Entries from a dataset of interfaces
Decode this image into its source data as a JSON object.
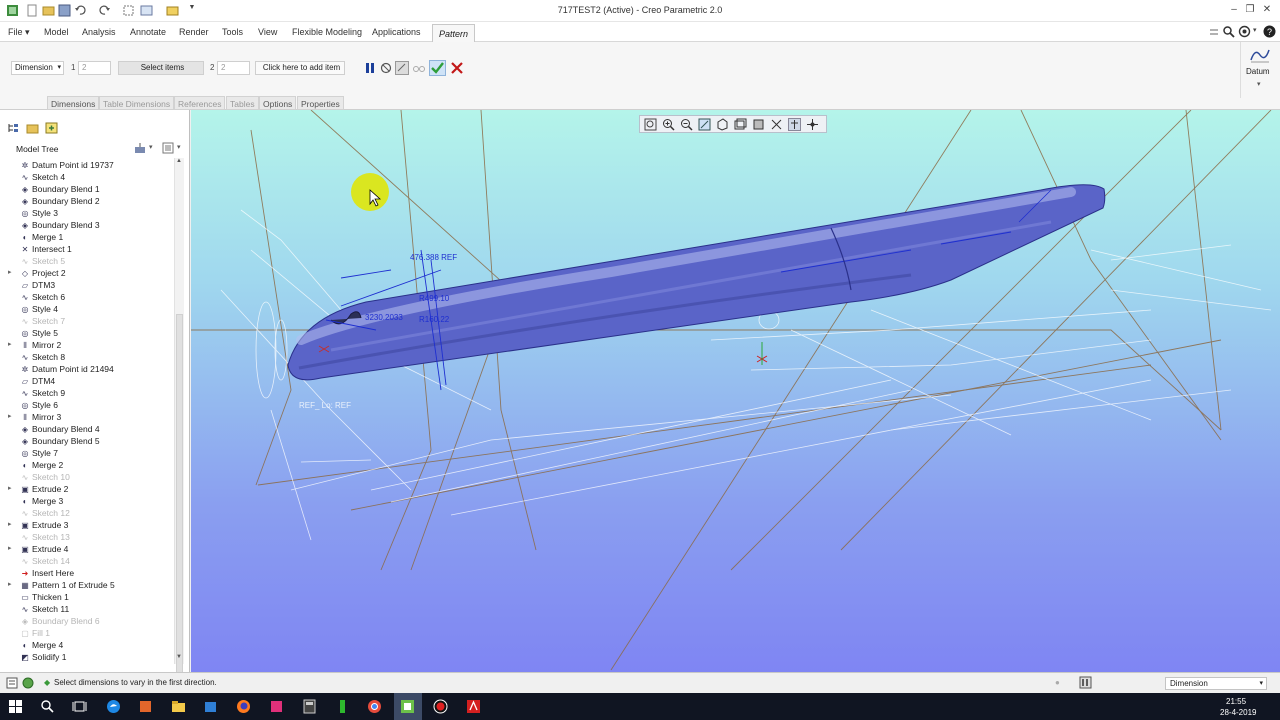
{
  "app": {
    "window_title": "717TEST2 (Active) - Creo Parametric 2.0"
  },
  "menu": {
    "file_label": "File",
    "items": [
      "Model",
      "Analysis",
      "Annotate",
      "Render",
      "Tools",
      "View",
      "Flexible Modeling",
      "Applications"
    ],
    "active_tab": "Pattern"
  },
  "ribbon": {
    "type_value": "Dimension",
    "dir1_index": "1",
    "dir1_count": "2",
    "dir1_select": "Select items",
    "dir2_index": "2",
    "dir2_count": "2",
    "dir2_add": "Click here to add item",
    "datum_label": "Datum",
    "subtabs": [
      "Dimensions",
      "Table Dimensions",
      "References",
      "Tables",
      "Options",
      "Properties"
    ]
  },
  "model_tree": {
    "header": "Model Tree",
    "items": [
      {
        "label": "Datum Point id 19737",
        "icon": "datum-point-icon",
        "icon_glyph": "✲",
        "state": "normal",
        "expandable": false
      },
      {
        "label": "Sketch 4",
        "icon": "sketch-icon",
        "icon_glyph": "∿",
        "state": "normal",
        "expandable": false
      },
      {
        "label": "Boundary Blend 1",
        "icon": "boundary-blend-icon",
        "icon_glyph": "◈",
        "state": "normal",
        "expandable": false
      },
      {
        "label": "Boundary Blend 2",
        "icon": "boundary-blend-icon",
        "icon_glyph": "◈",
        "state": "normal",
        "expandable": false
      },
      {
        "label": "Style 3",
        "icon": "style-icon",
        "icon_glyph": "◎",
        "state": "normal",
        "expandable": false
      },
      {
        "label": "Boundary Blend 3",
        "icon": "boundary-blend-icon",
        "icon_glyph": "◈",
        "state": "normal",
        "expandable": false
      },
      {
        "label": "Merge 1",
        "icon": "merge-icon",
        "icon_glyph": "◐",
        "state": "normal",
        "expandable": false
      },
      {
        "label": "Intersect 1",
        "icon": "intersect-icon",
        "icon_glyph": "✕",
        "state": "normal",
        "expandable": false
      },
      {
        "label": "Sketch 5",
        "icon": "sketch-icon",
        "icon_glyph": "∿",
        "state": "grey",
        "expandable": false
      },
      {
        "label": "Project 2",
        "icon": "project-icon",
        "icon_glyph": "◇",
        "state": "normal",
        "expandable": true
      },
      {
        "label": "DTM3",
        "icon": "datum-plane-icon",
        "icon_glyph": "▱",
        "state": "normal",
        "expandable": false
      },
      {
        "label": "Sketch 6",
        "icon": "sketch-icon",
        "icon_glyph": "∿",
        "state": "normal",
        "expandable": false
      },
      {
        "label": "Style 4",
        "icon": "style-icon",
        "icon_glyph": "◎",
        "state": "normal",
        "expandable": false
      },
      {
        "label": "Sketch 7",
        "icon": "sketch-icon",
        "icon_glyph": "∿",
        "state": "grey",
        "expandable": false
      },
      {
        "label": "Style 5",
        "icon": "style-icon",
        "icon_glyph": "◎",
        "state": "normal",
        "expandable": false
      },
      {
        "label": "Mirror 2",
        "icon": "mirror-icon",
        "icon_glyph": "⫴",
        "state": "normal",
        "expandable": true
      },
      {
        "label": "Sketch 8",
        "icon": "sketch-icon",
        "icon_glyph": "∿",
        "state": "normal",
        "expandable": false
      },
      {
        "label": "Datum Point id 21494",
        "icon": "datum-point-icon",
        "icon_glyph": "✲",
        "state": "normal",
        "expandable": false
      },
      {
        "label": "DTM4",
        "icon": "datum-plane-icon",
        "icon_glyph": "▱",
        "state": "normal",
        "expandable": false
      },
      {
        "label": "Sketch 9",
        "icon": "sketch-icon",
        "icon_glyph": "∿",
        "state": "normal",
        "expandable": false
      },
      {
        "label": "Style 6",
        "icon": "style-icon",
        "icon_glyph": "◎",
        "state": "normal",
        "expandable": false
      },
      {
        "label": "Mirror 3",
        "icon": "mirror-icon",
        "icon_glyph": "⫴",
        "state": "normal",
        "expandable": true
      },
      {
        "label": "Boundary Blend 4",
        "icon": "boundary-blend-icon",
        "icon_glyph": "◈",
        "state": "normal",
        "expandable": false
      },
      {
        "label": "Boundary Blend 5",
        "icon": "boundary-blend-icon",
        "icon_glyph": "◈",
        "state": "normal",
        "expandable": false
      },
      {
        "label": "Style 7",
        "icon": "style-icon",
        "icon_glyph": "◎",
        "state": "normal",
        "expandable": false
      },
      {
        "label": "Merge 2",
        "icon": "merge-icon",
        "icon_glyph": "◐",
        "state": "normal",
        "expandable": false
      },
      {
        "label": "Sketch 10",
        "icon": "sketch-icon",
        "icon_glyph": "∿",
        "state": "grey",
        "expandable": false
      },
      {
        "label": "Extrude 2",
        "icon": "extrude-icon",
        "icon_glyph": "▣",
        "state": "normal",
        "expandable": true
      },
      {
        "label": "Merge 3",
        "icon": "merge-icon",
        "icon_glyph": "◐",
        "state": "normal",
        "expandable": false
      },
      {
        "label": "Sketch 12",
        "icon": "sketch-icon",
        "icon_glyph": "∿",
        "state": "grey",
        "expandable": false
      },
      {
        "label": "Extrude 3",
        "icon": "extrude-icon",
        "icon_glyph": "▣",
        "state": "normal",
        "expandable": true
      },
      {
        "label": "Sketch 13",
        "icon": "sketch-icon",
        "icon_glyph": "∿",
        "state": "grey",
        "expandable": false
      },
      {
        "label": "Extrude 4",
        "icon": "extrude-icon",
        "icon_glyph": "▣",
        "state": "normal",
        "expandable": true
      },
      {
        "label": "Sketch 14",
        "icon": "sketch-icon",
        "icon_glyph": "∿",
        "state": "grey",
        "expandable": false
      },
      {
        "label": "Insert Here",
        "icon": "insert-here-icon",
        "icon_glyph": "➜",
        "state": "insert",
        "expandable": false
      },
      {
        "label": "Pattern 1 of Extrude 5",
        "icon": "pattern-icon",
        "icon_glyph": "▦",
        "state": "normal",
        "expandable": true
      },
      {
        "label": "Thicken 1",
        "icon": "thicken-icon",
        "icon_glyph": "▭",
        "state": "normal",
        "expandable": false
      },
      {
        "label": "Sketch 11",
        "icon": "sketch-icon",
        "icon_glyph": "∿",
        "state": "normal",
        "expandable": false
      },
      {
        "label": "Boundary Blend 6",
        "icon": "boundary-blend-icon",
        "icon_glyph": "◈",
        "state": "grey",
        "expandable": false
      },
      {
        "label": "Fill 1",
        "icon": "fill-icon",
        "icon_glyph": "▢",
        "state": "grey",
        "expandable": false
      },
      {
        "label": "Merge 4",
        "icon": "merge-icon",
        "icon_glyph": "◐",
        "state": "normal",
        "expandable": false
      },
      {
        "label": "Solidify 1",
        "icon": "solidify-icon",
        "icon_glyph": "◩",
        "state": "normal",
        "expandable": false
      }
    ]
  },
  "viewport": {
    "dimension_labels": [
      "476.388 REF",
      "3230.2033",
      "R499.10",
      "R160.22"
    ],
    "ref_label": "REF_ Lo: REF"
  },
  "status": {
    "message": "Select dimensions to vary in the first direction.",
    "filter_value": "Dimension"
  },
  "taskbar": {
    "time": "21:55",
    "date": "28-4-2019"
  },
  "colors": {
    "accent_check": "#2f9e3a",
    "cancel": "#c21818",
    "model_body": "#5a64c8",
    "sketch_line": "#1e2fd0"
  }
}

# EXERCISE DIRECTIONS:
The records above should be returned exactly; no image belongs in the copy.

# TASK RESPONSE:
Decode this image into its source data as a JSON object.
{
  "app": {
    "window_title": "717TEST2 (Active) - Creo Parametric 2.0"
  },
  "menu": {
    "file_label": "File",
    "items": [
      "Model",
      "Analysis",
      "Annotate",
      "Render",
      "Tools",
      "View",
      "Flexible Modeling",
      "Applications"
    ],
    "active_tab": "Pattern"
  },
  "ribbon": {
    "type_value": "Dimension",
    "dir1_index": "1",
    "dir1_count": "2",
    "dir1_select": "Select items",
    "dir2_index": "2",
    "dir2_count": "2",
    "dir2_add": "Click here to add item",
    "datum_label": "Datum",
    "subtabs": [
      "Dimensions",
      "Table Dimensions",
      "References",
      "Tables",
      "Options",
      "Properties"
    ]
  },
  "model_tree": {
    "header": "Model Tree",
    "items": [
      {
        "label": "Datum Point id 19737",
        "icon": "datum-point-icon",
        "icon_glyph": "✲",
        "state": "normal",
        "expandable": false
      },
      {
        "label": "Sketch 4",
        "icon": "sketch-icon",
        "icon_glyph": "∿",
        "state": "normal",
        "expandable": false
      },
      {
        "label": "Boundary Blend 1",
        "icon": "boundary-blend-icon",
        "icon_glyph": "◈",
        "state": "normal",
        "expandable": false
      },
      {
        "label": "Boundary Blend 2",
        "icon": "boundary-blend-icon",
        "icon_glyph": "◈",
        "state": "normal",
        "expandable": false
      },
      {
        "label": "Style 3",
        "icon": "style-icon",
        "icon_glyph": "◎",
        "state": "normal",
        "expandable": false
      },
      {
        "label": "Boundary Blend 3",
        "icon": "boundary-blend-icon",
        "icon_glyph": "◈",
        "state": "normal",
        "expandable": false
      },
      {
        "label": "Merge 1",
        "icon": "merge-icon",
        "icon_glyph": "◐",
        "state": "normal",
        "expandable": false
      },
      {
        "label": "Intersect 1",
        "icon": "intersect-icon",
        "icon_glyph": "✕",
        "state": "normal",
        "expandable": false
      },
      {
        "label": "Sketch 5",
        "icon": "sketch-icon",
        "icon_glyph": "∿",
        "state": "grey",
        "expandable": false
      },
      {
        "label": "Project 2",
        "icon": "project-icon",
        "icon_glyph": "◇",
        "state": "normal",
        "expandable": true
      },
      {
        "label": "DTM3",
        "icon": "datum-plane-icon",
        "icon_glyph": "▱",
        "state": "normal",
        "expandable": false
      },
      {
        "label": "Sketch 6",
        "icon": "sketch-icon",
        "icon_glyph": "∿",
        "state": "normal",
        "expandable": false
      },
      {
        "label": "Style 4",
        "icon": "style-icon",
        "icon_glyph": "◎",
        "state": "normal",
        "expandable": false
      },
      {
        "label": "Sketch 7",
        "icon": "sketch-icon",
        "icon_glyph": "∿",
        "state": "grey",
        "expandable": false
      },
      {
        "label": "Style 5",
        "icon": "style-icon",
        "icon_glyph": "◎",
        "state": "normal",
        "expandable": false
      },
      {
        "label": "Mirror 2",
        "icon": "mirror-icon",
        "icon_glyph": "⫴",
        "state": "normal",
        "expandable": true
      },
      {
        "label": "Sketch 8",
        "icon": "sketch-icon",
        "icon_glyph": "∿",
        "state": "normal",
        "expandable": false
      },
      {
        "label": "Datum Point id 21494",
        "icon": "datum-point-icon",
        "icon_glyph": "✲",
        "state": "normal",
        "expandable": false
      },
      {
        "label": "DTM4",
        "icon": "datum-plane-icon",
        "icon_glyph": "▱",
        "state": "normal",
        "expandable": false
      },
      {
        "label": "Sketch 9",
        "icon": "sketch-icon",
        "icon_glyph": "∿",
        "state": "normal",
        "expandable": false
      },
      {
        "label": "Style 6",
        "icon": "style-icon",
        "icon_glyph": "◎",
        "state": "normal",
        "expandable": false
      },
      {
        "label": "Mirror 3",
        "icon": "mirror-icon",
        "icon_glyph": "⫴",
        "state": "normal",
        "expandable": true
      },
      {
        "label": "Boundary Blend 4",
        "icon": "boundary-blend-icon",
        "icon_glyph": "◈",
        "state": "normal",
        "expandable": false
      },
      {
        "label": "Boundary Blend 5",
        "icon": "boundary-blend-icon",
        "icon_glyph": "◈",
        "state": "normal",
        "expandable": false
      },
      {
        "label": "Style 7",
        "icon": "style-icon",
        "icon_glyph": "◎",
        "state": "normal",
        "expandable": false
      },
      {
        "label": "Merge 2",
        "icon": "merge-icon",
        "icon_glyph": "◐",
        "state": "normal",
        "expandable": false
      },
      {
        "label": "Sketch 10",
        "icon": "sketch-icon",
        "icon_glyph": "∿",
        "state": "grey",
        "expandable": false
      },
      {
        "label": "Extrude 2",
        "icon": "extrude-icon",
        "icon_glyph": "▣",
        "state": "normal",
        "expandable": true
      },
      {
        "label": "Merge 3",
        "icon": "merge-icon",
        "icon_glyph": "◐",
        "state": "normal",
        "expandable": false
      },
      {
        "label": "Sketch 12",
        "icon": "sketch-icon",
        "icon_glyph": "∿",
        "state": "grey",
        "expandable": false
      },
      {
        "label": "Extrude 3",
        "icon": "extrude-icon",
        "icon_glyph": "▣",
        "state": "normal",
        "expandable": true
      },
      {
        "label": "Sketch 13",
        "icon": "sketch-icon",
        "icon_glyph": "∿",
        "state": "grey",
        "expandable": false
      },
      {
        "label": "Extrude 4",
        "icon": "extrude-icon",
        "icon_glyph": "▣",
        "state": "normal",
        "expandable": true
      },
      {
        "label": "Sketch 14",
        "icon": "sketch-icon",
        "icon_glyph": "∿",
        "state": "grey",
        "expandable": false
      },
      {
        "label": "Insert Here",
        "icon": "insert-here-icon",
        "icon_glyph": "➜",
        "state": "insert",
        "expandable": false
      },
      {
        "label": "Pattern 1 of Extrude 5",
        "icon": "pattern-icon",
        "icon_glyph": "▦",
        "state": "normal",
        "expandable": true
      },
      {
        "label": "Thicken 1",
        "icon": "thicken-icon",
        "icon_glyph": "▭",
        "state": "normal",
        "expandable": false
      },
      {
        "label": "Sketch 11",
        "icon": "sketch-icon",
        "icon_glyph": "∿",
        "state": "normal",
        "expandable": false
      },
      {
        "label": "Boundary Blend 6",
        "icon": "boundary-blend-icon",
        "icon_glyph": "◈",
        "state": "grey",
        "expandable": false
      },
      {
        "label": "Fill 1",
        "icon": "fill-icon",
        "icon_glyph": "▢",
        "state": "grey",
        "expandable": false
      },
      {
        "label": "Merge 4",
        "icon": "merge-icon",
        "icon_glyph": "◐",
        "state": "normal",
        "expandable": false
      },
      {
        "label": "Solidify 1",
        "icon": "solidify-icon",
        "icon_glyph": "◩",
        "state": "normal",
        "expandable": false
      }
    ]
  },
  "viewport": {
    "dimension_labels": [
      "476.388 REF",
      "3230.2033",
      "R499.10",
      "R160.22"
    ],
    "ref_label": "REF_ Lo: REF"
  },
  "status": {
    "message": "Select dimensions to vary in the first direction.",
    "filter_value": "Dimension"
  },
  "taskbar": {
    "time": "21:55",
    "date": "28-4-2019"
  },
  "colors": {
    "accent_check": "#2f9e3a",
    "cancel": "#c21818",
    "model_body": "#5a64c8",
    "sketch_line": "#1e2fd0"
  }
}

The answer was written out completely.